Return the data below, unchanged.

**Collection entries:**
══════
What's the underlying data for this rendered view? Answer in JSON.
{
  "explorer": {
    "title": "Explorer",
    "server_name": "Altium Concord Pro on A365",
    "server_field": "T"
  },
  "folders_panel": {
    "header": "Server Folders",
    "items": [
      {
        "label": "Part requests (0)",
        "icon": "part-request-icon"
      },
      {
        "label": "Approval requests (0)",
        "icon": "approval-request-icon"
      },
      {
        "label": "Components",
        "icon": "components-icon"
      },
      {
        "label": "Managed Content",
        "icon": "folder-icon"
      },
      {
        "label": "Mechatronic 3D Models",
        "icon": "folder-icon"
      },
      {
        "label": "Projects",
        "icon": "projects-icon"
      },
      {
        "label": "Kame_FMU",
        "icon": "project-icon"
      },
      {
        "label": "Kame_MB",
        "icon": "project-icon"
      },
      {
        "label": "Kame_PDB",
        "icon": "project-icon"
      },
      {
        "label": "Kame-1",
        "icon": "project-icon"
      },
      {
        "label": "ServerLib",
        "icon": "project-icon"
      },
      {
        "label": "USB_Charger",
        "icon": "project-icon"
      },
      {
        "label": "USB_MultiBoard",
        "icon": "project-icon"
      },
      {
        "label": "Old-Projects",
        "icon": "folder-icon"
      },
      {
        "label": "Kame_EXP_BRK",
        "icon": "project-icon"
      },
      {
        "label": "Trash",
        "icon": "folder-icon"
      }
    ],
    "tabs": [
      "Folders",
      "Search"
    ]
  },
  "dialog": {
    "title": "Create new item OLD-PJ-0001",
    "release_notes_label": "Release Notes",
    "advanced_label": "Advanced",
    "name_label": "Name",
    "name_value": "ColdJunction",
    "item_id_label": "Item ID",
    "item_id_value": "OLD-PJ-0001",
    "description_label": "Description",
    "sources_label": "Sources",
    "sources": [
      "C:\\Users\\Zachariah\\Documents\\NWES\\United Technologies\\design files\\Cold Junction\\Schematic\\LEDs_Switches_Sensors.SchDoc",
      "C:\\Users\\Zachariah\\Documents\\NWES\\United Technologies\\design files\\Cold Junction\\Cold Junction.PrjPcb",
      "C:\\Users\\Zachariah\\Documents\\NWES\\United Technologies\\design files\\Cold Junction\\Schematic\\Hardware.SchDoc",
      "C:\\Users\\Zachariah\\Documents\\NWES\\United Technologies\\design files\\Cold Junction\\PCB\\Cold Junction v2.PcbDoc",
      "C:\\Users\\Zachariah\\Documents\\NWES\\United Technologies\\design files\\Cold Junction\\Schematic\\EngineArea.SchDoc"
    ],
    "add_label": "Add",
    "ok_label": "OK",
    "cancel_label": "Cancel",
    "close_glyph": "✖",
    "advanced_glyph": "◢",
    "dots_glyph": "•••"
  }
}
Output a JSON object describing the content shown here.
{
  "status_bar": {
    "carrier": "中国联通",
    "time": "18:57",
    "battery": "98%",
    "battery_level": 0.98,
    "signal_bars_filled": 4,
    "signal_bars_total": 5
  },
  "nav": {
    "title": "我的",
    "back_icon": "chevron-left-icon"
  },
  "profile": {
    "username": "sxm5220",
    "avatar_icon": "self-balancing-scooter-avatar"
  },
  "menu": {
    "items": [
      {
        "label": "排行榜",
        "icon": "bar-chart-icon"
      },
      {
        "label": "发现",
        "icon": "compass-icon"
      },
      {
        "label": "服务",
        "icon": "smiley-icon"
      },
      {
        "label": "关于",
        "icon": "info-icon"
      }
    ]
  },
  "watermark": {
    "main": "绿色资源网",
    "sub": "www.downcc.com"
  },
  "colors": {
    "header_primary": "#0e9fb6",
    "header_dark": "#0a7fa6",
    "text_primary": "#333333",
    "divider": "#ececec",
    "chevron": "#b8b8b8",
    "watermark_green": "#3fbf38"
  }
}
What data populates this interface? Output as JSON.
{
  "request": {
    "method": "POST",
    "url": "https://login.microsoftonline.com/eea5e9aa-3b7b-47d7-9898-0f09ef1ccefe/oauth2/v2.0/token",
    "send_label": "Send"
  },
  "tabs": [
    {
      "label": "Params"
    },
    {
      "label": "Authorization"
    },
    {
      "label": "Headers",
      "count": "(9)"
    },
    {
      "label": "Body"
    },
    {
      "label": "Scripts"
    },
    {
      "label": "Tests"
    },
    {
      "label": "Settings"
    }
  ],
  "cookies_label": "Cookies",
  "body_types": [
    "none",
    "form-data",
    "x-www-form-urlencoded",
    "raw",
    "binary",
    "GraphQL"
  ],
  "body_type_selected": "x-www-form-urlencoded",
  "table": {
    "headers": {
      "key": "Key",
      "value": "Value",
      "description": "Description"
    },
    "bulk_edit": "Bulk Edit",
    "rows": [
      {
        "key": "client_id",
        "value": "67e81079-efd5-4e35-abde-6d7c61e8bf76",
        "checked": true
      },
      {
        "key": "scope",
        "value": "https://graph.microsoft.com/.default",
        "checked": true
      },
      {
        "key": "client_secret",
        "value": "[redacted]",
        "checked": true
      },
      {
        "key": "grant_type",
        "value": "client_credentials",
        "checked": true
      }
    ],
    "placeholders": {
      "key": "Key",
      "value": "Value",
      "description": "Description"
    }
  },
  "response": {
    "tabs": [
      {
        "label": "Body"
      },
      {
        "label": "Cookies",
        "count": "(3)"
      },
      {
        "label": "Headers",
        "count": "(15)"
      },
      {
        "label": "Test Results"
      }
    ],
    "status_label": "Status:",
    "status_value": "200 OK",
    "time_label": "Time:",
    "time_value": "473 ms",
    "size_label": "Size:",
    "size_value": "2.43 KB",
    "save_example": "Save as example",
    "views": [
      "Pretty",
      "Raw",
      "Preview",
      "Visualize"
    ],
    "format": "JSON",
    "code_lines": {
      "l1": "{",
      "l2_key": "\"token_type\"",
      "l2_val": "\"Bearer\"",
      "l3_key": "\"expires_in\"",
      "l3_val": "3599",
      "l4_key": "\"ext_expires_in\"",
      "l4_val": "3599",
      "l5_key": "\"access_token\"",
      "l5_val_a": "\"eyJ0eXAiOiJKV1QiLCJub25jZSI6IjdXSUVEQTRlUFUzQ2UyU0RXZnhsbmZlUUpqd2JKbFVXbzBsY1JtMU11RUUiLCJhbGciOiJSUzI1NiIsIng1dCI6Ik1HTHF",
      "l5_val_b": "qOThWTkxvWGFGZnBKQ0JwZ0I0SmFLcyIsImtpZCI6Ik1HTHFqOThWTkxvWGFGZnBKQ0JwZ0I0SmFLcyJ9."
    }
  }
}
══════
**Task response:**
What's the underlying data for this rendered view? Answer in JSON.
{
  "explorer": {
    "title": "Explorer",
    "server_name": "Altium Concord Pro on A365",
    "server_field": "T"
  },
  "folders_panel": {
    "header": "Server Folders",
    "items": [
      {
        "label": "Part requests (0)",
        "icon": "part-request-icon"
      },
      {
        "label": "Approval requests (0)",
        "icon": "approval-request-icon"
      },
      {
        "label": "Components",
        "icon": "components-icon"
      },
      {
        "label": "Managed Content",
        "icon": "folder-icon"
      },
      {
        "label": "Mechatronic 3D Models",
        "icon": "folder-icon"
      },
      {
        "label": "Projects",
        "icon": "projects-icon"
      },
      {
        "label": "Kame_FMU",
        "icon": "project-icon"
      },
      {
        "label": "Kame_MB",
        "icon": "project-icon"
      },
      {
        "label": "Kame_PDB",
        "icon": "project-icon"
      },
      {
        "label": "Kame-1",
        "icon": "project-icon"
      },
      {
        "label": "ServerLib",
        "icon": "project-icon"
      },
      {
        "label": "USB_Charger",
        "icon": "project-icon"
      },
      {
        "label": "USB_MultiBoard",
        "icon": "project-icon"
      },
      {
        "label": "Old-Projects",
        "icon": "folder-icon"
      },
      {
        "label": "Kame_EXP_BRK",
        "icon": "project-icon"
      },
      {
        "label": "Trash",
        "icon": "folder-icon"
      }
    ],
    "tabs": [
      "Folders",
      "Search"
    ]
  },
  "dialog": {
    "title": "Create new item OLD-PJ-0001",
    "release_notes_label": "Release Notes",
    "advanced_label": "Advanced",
    "name_label": "Name",
    "name_value": "ColdJunction",
    "item_id_label": "Item ID",
    "item_id_value": "OLD-PJ-0001",
    "description_label": "Description",
    "sources_label": "Sources",
    "sources": [
      "C:\\Users\\Zachariah\\Documents\\NWES\\United Technologies\\design files\\Cold Junction\\Schematic\\LEDs_Switches_Sensors.SchDoc",
      "C:\\Users\\Zachariah\\Documents\\NWES\\United Technologies\\design files\\Cold Junction\\Cold Junction.PrjPcb",
      "C:\\Users\\Zachariah\\Documents\\NWES\\United Technologies\\design files\\Cold Junction\\Schematic\\Hardware.SchDoc",
      "C:\\Users\\Zachariah\\Documents\\NWES\\United Technologies\\design files\\Cold Junction\\PCB\\Cold Junction v2.PcbDoc",
      "C:\\Users\\Zachariah\\Documents\\NWES\\United Technologies\\design files\\Cold Junction\\Schematic\\EngineArea.SchDoc"
    ],
    "add_label": "Add",
    "ok_label": "OK",
    "cancel_label": "Cancel",
    "close_glyph": "✖",
    "advanced_glyph": "◢",
    "dots_glyph": "•••"
  }
}
Output a JSON object describing the content shown here.
{
  "status_bar": {
    "carrier": "中国联通",
    "time": "18:57",
    "battery": "98%",
    "battery_level": 0.98,
    "signal_bars_filled": 4,
    "signal_bars_total": 5
  },
  "nav": {
    "title": "我的",
    "back_icon": "chevron-left-icon"
  },
  "profile": {
    "username": "sxm5220",
    "avatar_icon": "self-balancing-scooter-avatar"
  },
  "menu": {
    "items": [
      {
        "label": "排行榜",
        "icon": "bar-chart-icon"
      },
      {
        "label": "发现",
        "icon": "compass-icon"
      },
      {
        "label": "服务",
        "icon": "smiley-icon"
      },
      {
        "label": "关于",
        "icon": "info-icon"
      }
    ]
  },
  "watermark": {
    "main": "绿色资源网",
    "sub": "www.downcc.com"
  },
  "colors": {
    "header_primary": "#0e9fb6",
    "header_dark": "#0a7fa6",
    "text_primary": "#333333",
    "divider": "#ececec",
    "chevron": "#b8b8b8",
    "watermark_green": "#3fbf38"
  }
}
What data populates this interface? Output as JSON.
{
  "request": {
    "method": "POST",
    "url": "https://login.microsoftonline.com/eea5e9aa-3b7b-47d7-9898-0f09ef1ccefe/oauth2/v2.0/token",
    "send_label": "Send"
  },
  "tabs": [
    {
      "label": "Params"
    },
    {
      "label": "Authorization"
    },
    {
      "label": "Headers",
      "count": "(9)"
    },
    {
      "label": "Body"
    },
    {
      "label": "Scripts"
    },
    {
      "label": "Tests"
    },
    {
      "label": "Settings"
    }
  ],
  "cookies_label": "Cookies",
  "body_types": [
    "none",
    "form-data",
    "x-www-form-urlencoded",
    "raw",
    "binary",
    "GraphQL"
  ],
  "body_type_selected": "x-www-form-urlencoded",
  "table": {
    "headers": {
      "key": "Key",
      "value": "Value",
      "description": "Description"
    },
    "bulk_edit": "Bulk Edit",
    "rows": [
      {
        "key": "client_id",
        "value": "67e81079-efd5-4e35-abde-6d7c61e8bf76",
        "checked": true
      },
      {
        "key": "scope",
        "value": "https://graph.microsoft.com/.default",
        "checked": true
      },
      {
        "key": "client_secret",
        "value": "[redacted]",
        "checked": true
      },
      {
        "key": "grant_type",
        "value": "client_credentials",
        "checked": true
      }
    ],
    "placeholders": {
      "key": "Key",
      "value": "Value",
      "description": "Description"
    }
  },
  "response": {
    "tabs": [
      {
        "label": "Body"
      },
      {
        "label": "Cookies",
        "count": "(3)"
      },
      {
        "label": "Headers",
        "count": "(15)"
      },
      {
        "label": "Test Results"
      }
    ],
    "status_label": "Status:",
    "status_value": "200 OK",
    "time_label": "Time:",
    "time_value": "473 ms",
    "size_label": "Size:",
    "size_value": "2.43 KB",
    "save_example": "Save as example",
    "views": [
      "Pretty",
      "Raw",
      "Preview",
      "Visualize"
    ],
    "format": "JSON",
    "code_lines": {
      "l1": "{",
      "l2_key": "\"token_type\"",
      "l2_val": "\"Bearer\"",
      "l3_key": "\"expires_in\"",
      "l3_val": "3599",
      "l4_key": "\"ext_expires_in\"",
      "l4_val": "3599",
      "l5_key": "\"access_token\"",
      "l5_val_a": "\"eyJ0eXAiOiJKV1QiLCJub25jZSI6IjdXSUVEQTRlUFUzQ2UyU0RXZnhsbmZlUUpqd2JKbFVXbzBsY1JtMU11RUUiLCJhbGciOiJSUzI1NiIsIng1dCI6Ik1HTHF",
      "l5_val_b": "qOThWTkxvWGFGZnBKQ0JwZ0I0SmFLcyIsImtpZCI6Ik1HTHFqOThWTkxvWGFGZnBKQ0JwZ0I0SmFLcyJ9."
    }
  }
}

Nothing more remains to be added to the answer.